By Chris Moon
Outlook Christian Church in McCordsville, Ind., will plant a new church early next year in a vulnerable neighborhood in the Indianapolis metro.
The church plant comes after a five-year journey in which Outlook—located in the outskirts of Indianapolis—invested heavily in serving the needs of the neighborhood (near Post Road and 42nd Street) and the public school located there.
The original plan was just to offer tutoring to neighborhood kids. A church wasn’t in view, said Mike Wilkins, missions and outreach minister for Outlook Christian Church.
But one thing has led to another.
“We expanded the ministry a little bit at a time,” said Wilkins, who will lead the new congregation.

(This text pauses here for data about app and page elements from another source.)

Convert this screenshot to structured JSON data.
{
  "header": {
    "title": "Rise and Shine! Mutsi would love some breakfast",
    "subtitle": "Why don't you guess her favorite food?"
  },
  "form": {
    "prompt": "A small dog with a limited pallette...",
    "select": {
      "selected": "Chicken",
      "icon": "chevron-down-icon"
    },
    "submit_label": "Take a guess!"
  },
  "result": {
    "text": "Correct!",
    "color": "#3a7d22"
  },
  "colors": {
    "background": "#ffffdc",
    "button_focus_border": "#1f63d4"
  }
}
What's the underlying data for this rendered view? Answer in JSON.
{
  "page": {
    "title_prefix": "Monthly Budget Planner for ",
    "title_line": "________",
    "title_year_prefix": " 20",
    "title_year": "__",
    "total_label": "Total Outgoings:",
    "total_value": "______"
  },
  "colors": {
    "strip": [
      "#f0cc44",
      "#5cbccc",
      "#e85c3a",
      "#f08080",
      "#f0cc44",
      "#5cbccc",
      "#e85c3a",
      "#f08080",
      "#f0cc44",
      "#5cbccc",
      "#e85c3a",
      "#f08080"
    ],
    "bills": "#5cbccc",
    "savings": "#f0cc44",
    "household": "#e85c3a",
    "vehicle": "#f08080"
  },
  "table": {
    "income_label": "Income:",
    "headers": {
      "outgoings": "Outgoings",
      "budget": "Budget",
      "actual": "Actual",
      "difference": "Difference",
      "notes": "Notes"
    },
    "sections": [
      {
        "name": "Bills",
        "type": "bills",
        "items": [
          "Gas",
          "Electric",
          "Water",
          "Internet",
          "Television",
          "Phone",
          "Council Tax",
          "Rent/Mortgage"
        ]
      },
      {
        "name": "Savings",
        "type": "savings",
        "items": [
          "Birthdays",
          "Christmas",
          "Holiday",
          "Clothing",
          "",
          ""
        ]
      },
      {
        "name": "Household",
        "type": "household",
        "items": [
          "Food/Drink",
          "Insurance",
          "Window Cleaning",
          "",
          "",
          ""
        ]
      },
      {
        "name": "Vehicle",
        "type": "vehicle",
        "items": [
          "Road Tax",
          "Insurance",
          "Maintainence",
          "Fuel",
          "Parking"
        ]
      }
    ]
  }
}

“Through our work there we have come to understand that though the ministry we’ve enjoyed and the relationships we’ve built have been so meaningful, we are missing a super powerful component,” said senior minister Rob McCord, “a church in the neighborhood with a heart for the neighborhood.”
Outlook first reached out to the neighborhood in the far northeast side of the Indianapolis metro after it had been rated as one of the more vulnerable communities in the city. Wilkins said the community is only a 15-minute drive from the church but “a world away socioeconomically.”
Factors like crime, mental health, and poverty are what drove the neighborhood into the spotlight. Wilkins said the area doesn’t even have a name—at least not one that the church has been able to discern.
“From a missional point of view, the people are so unrooted, there’s not even a name for the community they live in,” he said.
The church started with a tutoring program in the local school—IPS 105.
That grew into afterschool, summer, and sports programs sponsored by the church. About a year later, the church launched a nonprofit organization—Renewal Neighborhood Ministry—from which to operate and to attract grant funding to aid in the work.
In August 2019, the ministry rented a house where it could expand its tutoring operation. That led into additional ministry to parents and neighboring residents.
Pretty soon, the church was having cookouts that veered off into worship services.
“The more we served, the more God opened up the door to serve more,” Wilkins said.
A NEW CHURCH
The new church, Wilkins said, does not yet have a name but likely will use the term “Renewal” in its moniker because of the familiarity its nonprofit organization has with people in the area.
And true to form, the church will start small. It won’t have its own building at the start.
“We feel like we don’t necessarily need a location to get started,” he said.
The church initially will be comprised of three house churches that will meet in the home the church is renting in the neighborhood (pictured). Wilkins said the church hopes to grow from three groups to six during the first year—and then double again during the second year.
He envisions a true multiethnic church by the end of the second year, matching the neighborhood that has significant Hispanic and African-American communities.
Wilkins is a former attorney who didn’t enter full-time ministry until he was in his 50s. He said when Christians start saying “yes” to God, then God gives them more and more opportunities to say “yes.”
“Never in my wildest dreams did I think I would be pastoring a multicultural church in a neighborhood that deals with the issues this neighborhood does,” Wilkins said.
“This has been an exciting journey both for [Outlook Christian] Church and for Mike personally,” McCord said.
Chris Moon is a pastor and writer living in Redstone, Colorado.